Chad Ball  33:07

It’s interesting, you bring up the concept of failure, because, again, that sort of harkens back to many of the of the guests we’ve had on the on the podcast, that that failure is maybe not a part of everyday life, but it’s certainly a part of every year life and in so many people. And it’s how they react to failure and how they use that as fuel and education to move forward that. Again, it’s one of those things I think clearly differentiates super successful folks that are that are happy in their career with the others. Dr. Rozycki, maybe the penultimate question I’ll ask you is you were clearly the program director for the fellowship in Atlanta for a long period of time. And I’m curious how you viewed you know that role? And in particular, how you try and get the best out of maybe a fellow that’s struggling or not, not performing the way that he or she might want?

Grace Rozycki  34:04

Yeah program directors deal with this. Not often, but it does happen. I think that some conversation with that particular fellow is important because it may be just one area, maybe they don’t have the insight that they’re not performing the best. So I think the conversation has to be open and the different options there as to what the situation really is. I think the second thing is that the program director is responsible to provide crystal goals, crystallized goals so that the fellow knows what is expected of him or her. I think that that burden is on us if they’re not clear. If the goals are not clear, then it’s not going to do anybody any good. You can’t just throw somebody in there and say here learn. They have to know what those goals are. And I think the third thing that helped me was that I was running a small fellowship, I didn’t have 10 fellows. So, you know, having a collection of fellows that I knew the other offices were there helped me keep tabs on them so that if something was going awry, it wasn’t going awry for a long period of time. And I think that’s very helpful is to know the fellows and residents very well. I would be, for example, I still had to prompt them may know where the data Let’s go, you know, we have an abstract deadline coming up. But I think the issue was, being there firsthand, does help.

Chad Ball  35:56

You know, one of the questions maybe just in closing that we try and ask everybody is if you were to think back in time, and give the young you maybe at different stages of your career advice that that you wish you had known or things you had known at the time, what would that be?

Grace Rozycki  36:13

I would say one word, that is focus. Think quality, think focusing on what you’re doing. And don’t get distracted being too worried about power or titles. Because all that will come with time. Use what you have, which is as a young attending, taking care of patients and recognize the influence that you can have through the clinical care of patients. I think everybody has that opportunity. And if you just focus and do quality work, the rest will fall into place.

Ameer Farooq  37:07

You’ve been listening to Cold steel, the official podcast of the Canadian Journal of Surgery.

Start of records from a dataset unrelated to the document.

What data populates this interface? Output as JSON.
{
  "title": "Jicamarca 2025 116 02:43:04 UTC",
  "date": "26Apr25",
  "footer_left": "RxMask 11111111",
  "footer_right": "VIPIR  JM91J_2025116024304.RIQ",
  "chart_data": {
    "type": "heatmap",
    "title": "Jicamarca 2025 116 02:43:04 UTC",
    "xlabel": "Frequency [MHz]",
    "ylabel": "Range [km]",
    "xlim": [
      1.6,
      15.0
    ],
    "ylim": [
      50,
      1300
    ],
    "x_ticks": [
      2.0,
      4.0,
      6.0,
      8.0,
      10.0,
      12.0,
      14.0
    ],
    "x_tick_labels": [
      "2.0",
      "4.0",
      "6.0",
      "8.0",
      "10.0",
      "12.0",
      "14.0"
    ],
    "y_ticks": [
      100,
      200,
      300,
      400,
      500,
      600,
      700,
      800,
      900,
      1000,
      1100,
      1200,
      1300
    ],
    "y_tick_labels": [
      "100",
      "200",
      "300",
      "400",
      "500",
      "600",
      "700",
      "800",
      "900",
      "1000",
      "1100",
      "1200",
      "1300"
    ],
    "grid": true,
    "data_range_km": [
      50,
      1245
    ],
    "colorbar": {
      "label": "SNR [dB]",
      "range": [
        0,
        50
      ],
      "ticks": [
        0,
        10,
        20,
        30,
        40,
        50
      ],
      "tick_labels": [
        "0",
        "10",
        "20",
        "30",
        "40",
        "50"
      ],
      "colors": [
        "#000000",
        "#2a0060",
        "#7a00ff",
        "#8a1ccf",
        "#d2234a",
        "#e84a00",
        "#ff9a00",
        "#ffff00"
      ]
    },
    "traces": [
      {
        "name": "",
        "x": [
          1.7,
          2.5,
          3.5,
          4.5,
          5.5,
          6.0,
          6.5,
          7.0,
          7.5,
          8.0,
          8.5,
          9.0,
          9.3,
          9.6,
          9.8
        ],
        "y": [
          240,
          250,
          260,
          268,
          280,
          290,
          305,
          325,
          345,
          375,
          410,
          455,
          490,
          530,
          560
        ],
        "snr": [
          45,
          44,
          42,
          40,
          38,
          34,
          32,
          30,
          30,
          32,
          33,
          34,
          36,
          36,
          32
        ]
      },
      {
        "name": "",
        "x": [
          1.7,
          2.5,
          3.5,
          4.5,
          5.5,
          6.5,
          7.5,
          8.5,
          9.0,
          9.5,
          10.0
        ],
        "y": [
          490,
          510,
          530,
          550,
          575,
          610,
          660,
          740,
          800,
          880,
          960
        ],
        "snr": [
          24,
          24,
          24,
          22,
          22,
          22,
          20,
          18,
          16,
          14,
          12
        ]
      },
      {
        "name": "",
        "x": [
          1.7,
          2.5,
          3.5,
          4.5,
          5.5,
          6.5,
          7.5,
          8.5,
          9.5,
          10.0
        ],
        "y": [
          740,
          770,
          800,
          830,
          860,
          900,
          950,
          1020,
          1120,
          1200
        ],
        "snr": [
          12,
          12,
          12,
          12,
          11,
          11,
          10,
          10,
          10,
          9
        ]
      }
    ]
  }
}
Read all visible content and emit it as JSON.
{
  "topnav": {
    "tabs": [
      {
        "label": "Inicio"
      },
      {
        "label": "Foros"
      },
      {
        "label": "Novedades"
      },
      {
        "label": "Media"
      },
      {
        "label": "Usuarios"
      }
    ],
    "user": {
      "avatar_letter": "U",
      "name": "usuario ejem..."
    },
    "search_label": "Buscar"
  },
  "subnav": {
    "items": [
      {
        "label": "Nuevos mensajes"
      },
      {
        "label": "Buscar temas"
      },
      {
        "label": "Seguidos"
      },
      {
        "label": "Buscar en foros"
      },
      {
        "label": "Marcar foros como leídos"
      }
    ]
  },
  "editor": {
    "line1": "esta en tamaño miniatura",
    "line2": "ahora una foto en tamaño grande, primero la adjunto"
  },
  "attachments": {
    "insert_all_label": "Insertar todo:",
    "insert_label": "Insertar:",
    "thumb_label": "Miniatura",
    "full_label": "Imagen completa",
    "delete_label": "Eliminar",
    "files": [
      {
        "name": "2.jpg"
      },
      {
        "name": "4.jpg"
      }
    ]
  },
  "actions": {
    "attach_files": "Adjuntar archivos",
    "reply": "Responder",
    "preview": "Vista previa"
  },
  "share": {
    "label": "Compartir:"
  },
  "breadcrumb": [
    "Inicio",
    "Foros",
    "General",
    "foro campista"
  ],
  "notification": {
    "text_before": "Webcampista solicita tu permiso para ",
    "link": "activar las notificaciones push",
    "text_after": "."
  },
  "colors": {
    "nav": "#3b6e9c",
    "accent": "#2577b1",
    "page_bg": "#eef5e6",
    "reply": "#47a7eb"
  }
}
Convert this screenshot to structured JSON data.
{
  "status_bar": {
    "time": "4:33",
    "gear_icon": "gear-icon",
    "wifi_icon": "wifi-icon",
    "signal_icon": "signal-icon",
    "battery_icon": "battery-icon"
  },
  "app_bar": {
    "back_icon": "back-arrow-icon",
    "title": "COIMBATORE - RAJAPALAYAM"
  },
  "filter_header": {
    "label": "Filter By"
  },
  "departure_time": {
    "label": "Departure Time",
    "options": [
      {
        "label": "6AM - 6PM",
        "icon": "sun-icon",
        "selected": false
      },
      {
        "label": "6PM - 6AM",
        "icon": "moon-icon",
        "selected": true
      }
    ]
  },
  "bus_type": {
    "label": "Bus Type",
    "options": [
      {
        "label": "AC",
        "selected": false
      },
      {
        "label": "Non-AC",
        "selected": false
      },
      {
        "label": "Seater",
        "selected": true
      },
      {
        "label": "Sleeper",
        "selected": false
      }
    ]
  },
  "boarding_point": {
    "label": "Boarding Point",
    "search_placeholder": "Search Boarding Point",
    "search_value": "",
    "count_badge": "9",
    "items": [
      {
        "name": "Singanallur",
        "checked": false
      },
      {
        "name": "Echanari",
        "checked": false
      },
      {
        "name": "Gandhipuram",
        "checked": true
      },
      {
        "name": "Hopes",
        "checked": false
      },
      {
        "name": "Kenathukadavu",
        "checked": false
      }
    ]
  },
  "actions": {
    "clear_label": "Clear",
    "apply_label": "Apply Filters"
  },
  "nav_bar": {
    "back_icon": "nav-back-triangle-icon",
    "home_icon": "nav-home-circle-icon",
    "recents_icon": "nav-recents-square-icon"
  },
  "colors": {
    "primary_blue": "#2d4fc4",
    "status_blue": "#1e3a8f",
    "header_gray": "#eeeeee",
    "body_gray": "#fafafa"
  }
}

If you’ve liked what you’ve been listening to, please leave us a review on iTunes. We’d love to hear your comments and feedback. So feel free to email us at podcast.cjs@gmail.com or connect with us on Twitter @CanJSurg. Thanks again.